On the bright side, Monticello has a core of young players who received valuable varsity experience at the end of the season as they were pressed into service.
The team will be led by a new head coach beginning next year as long-time coach Tony Esplin retired following this season. Esplin has coached volleyball at Monticello for some 29 years, with a few years taken off midway through that streak.
Under his tenure, MHS won 1A state titles in 2011 and 2012 and filed many other very competitive teams. Tony’s calm, steady demeanor and dry wit as coach will be missed.
When the UHSAA football RPI came out two weeks ago, the 2-7 Monticello Buckaroos learned they were ranked 11th in 2A football and would play the #6 Milford Tigers on the road Friday, October 23 in the first round of the state tournament.
It was an anxious week for the team with COVID-19 cases and quarantines hampering other school sports and activities and threatening the team’s ability to play their game. But, as luck would have it, 25 players were cleared that Friday morning to make the trip.
After the long bus ride, Monticello tried but couldn’t get anything going offensively. They struggled on defense as well, giving up four touchdowns and a field goal in the first quarter to find themselves down 31-0 at the end of one frame.
The second quarter wasn’t much kinder. MHS gave up two more scores to Milford and again the offense couldn’t find the end zone as the Bucks went into halftime down 44-0.
Under running-clock rules in the second half, Monticello gave up one more Tiger touchdown and a two-point conversion that swelled the Tiger lead to 52-0.
However, with 50 seconds to go in the third quarter, quarterback Devin Hatch hit KC Benge on a nice 20-yard pass play that resulted in the only Buckaroo touchdown of the afternoon. After a failed two-point attempt, Monticello trailed 52-6.
In the fourth quarter, Milford tacked on one final TD on a long pass play with two minutes to go in the game, making the final score 59-6.
With the loss, Monticello ended a frustrating season with two wins and eight losses.

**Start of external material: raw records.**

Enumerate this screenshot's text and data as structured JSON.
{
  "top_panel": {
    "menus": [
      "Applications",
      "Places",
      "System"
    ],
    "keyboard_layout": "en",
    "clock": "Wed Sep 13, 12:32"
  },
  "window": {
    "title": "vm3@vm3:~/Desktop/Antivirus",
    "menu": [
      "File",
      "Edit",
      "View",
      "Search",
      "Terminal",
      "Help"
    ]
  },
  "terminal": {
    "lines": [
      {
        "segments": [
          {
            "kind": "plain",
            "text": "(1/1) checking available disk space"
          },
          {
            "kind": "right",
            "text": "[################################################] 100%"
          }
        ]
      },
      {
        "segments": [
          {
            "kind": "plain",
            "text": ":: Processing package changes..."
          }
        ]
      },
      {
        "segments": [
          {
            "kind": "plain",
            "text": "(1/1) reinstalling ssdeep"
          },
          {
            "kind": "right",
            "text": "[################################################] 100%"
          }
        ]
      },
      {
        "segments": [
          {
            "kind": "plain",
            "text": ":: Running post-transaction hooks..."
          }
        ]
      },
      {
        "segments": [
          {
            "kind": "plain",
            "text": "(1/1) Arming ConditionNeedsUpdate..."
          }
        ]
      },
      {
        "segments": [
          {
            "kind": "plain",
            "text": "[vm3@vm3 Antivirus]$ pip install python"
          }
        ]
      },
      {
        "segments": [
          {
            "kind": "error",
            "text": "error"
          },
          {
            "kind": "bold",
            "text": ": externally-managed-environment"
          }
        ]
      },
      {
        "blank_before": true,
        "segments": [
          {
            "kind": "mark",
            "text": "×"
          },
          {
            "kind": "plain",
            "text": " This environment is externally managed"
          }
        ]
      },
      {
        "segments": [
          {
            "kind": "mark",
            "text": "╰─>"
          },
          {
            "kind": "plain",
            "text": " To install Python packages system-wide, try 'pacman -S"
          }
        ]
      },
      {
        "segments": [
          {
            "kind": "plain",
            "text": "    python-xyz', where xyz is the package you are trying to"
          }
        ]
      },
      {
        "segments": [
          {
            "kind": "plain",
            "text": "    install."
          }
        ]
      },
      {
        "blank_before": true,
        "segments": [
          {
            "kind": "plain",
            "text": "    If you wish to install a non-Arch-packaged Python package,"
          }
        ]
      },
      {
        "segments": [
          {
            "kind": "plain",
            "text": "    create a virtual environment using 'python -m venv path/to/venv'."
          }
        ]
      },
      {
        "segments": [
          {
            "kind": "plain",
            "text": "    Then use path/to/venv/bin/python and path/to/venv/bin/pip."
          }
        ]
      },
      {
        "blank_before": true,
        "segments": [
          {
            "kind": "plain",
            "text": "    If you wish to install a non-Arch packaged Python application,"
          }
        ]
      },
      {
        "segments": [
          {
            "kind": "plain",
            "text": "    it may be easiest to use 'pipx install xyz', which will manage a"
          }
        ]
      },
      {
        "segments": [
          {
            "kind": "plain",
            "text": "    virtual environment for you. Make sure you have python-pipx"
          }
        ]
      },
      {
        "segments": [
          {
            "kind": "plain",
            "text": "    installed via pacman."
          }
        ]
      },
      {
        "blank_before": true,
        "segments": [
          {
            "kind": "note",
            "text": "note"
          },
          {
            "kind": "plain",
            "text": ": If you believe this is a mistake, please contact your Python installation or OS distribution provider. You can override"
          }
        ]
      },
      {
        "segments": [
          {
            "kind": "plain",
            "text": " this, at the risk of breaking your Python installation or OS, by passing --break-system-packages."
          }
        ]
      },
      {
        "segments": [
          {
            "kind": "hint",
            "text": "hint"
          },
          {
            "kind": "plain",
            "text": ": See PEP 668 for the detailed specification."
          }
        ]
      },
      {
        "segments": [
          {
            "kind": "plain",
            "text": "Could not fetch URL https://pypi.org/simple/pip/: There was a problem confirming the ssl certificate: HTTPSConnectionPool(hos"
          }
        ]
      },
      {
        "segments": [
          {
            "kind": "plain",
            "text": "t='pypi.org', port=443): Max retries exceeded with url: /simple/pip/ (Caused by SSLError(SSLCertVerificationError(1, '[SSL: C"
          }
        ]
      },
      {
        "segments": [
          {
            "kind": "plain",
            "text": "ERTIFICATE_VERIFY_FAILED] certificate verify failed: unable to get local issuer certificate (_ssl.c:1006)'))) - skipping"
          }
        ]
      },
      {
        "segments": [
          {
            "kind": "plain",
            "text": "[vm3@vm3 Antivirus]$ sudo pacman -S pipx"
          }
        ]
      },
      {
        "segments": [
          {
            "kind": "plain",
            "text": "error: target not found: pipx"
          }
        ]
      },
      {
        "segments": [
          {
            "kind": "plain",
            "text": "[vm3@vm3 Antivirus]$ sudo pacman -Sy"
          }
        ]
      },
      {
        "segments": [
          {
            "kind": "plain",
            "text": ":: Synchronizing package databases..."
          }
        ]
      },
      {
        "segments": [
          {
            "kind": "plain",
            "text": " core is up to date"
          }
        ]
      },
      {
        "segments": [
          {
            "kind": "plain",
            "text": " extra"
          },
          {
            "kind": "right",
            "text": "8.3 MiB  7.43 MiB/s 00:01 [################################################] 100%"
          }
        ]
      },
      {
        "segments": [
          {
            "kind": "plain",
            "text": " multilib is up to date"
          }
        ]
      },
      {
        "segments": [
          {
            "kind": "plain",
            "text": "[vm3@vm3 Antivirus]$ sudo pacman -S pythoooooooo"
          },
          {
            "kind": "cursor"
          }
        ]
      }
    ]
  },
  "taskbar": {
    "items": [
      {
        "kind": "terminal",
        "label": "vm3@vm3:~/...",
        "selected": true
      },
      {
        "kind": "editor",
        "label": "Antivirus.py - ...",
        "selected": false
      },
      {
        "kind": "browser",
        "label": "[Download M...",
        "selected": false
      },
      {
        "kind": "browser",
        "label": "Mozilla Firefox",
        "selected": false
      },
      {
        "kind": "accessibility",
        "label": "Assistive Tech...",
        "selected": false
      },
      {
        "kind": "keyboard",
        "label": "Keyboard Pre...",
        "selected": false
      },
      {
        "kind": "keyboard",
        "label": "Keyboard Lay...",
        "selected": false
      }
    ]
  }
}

The year could have turned out much differently in a non-COVID world.
Arguably, the Buckaroos would have started the year much differently had they been able to play the first three games they were originally scheduled to play against Monument Valley, Whitehorse, and Dolores, CO instead of football powers Kanab and San Juan.
The team, although very young at numerous positions, has to bid farewell to many key, skilled senior position players, namely Tuff Adair, Joe Boyle, Josh Dilts, Cedar English, Buddy Morrison, Robert Musselman, Grant Nebeker, Brevin Olson, and Drew Westcott.
Hopefully Head Coach Reed Anderson can find replacements next season and Monticello can get back to their winning ways on the gridiron.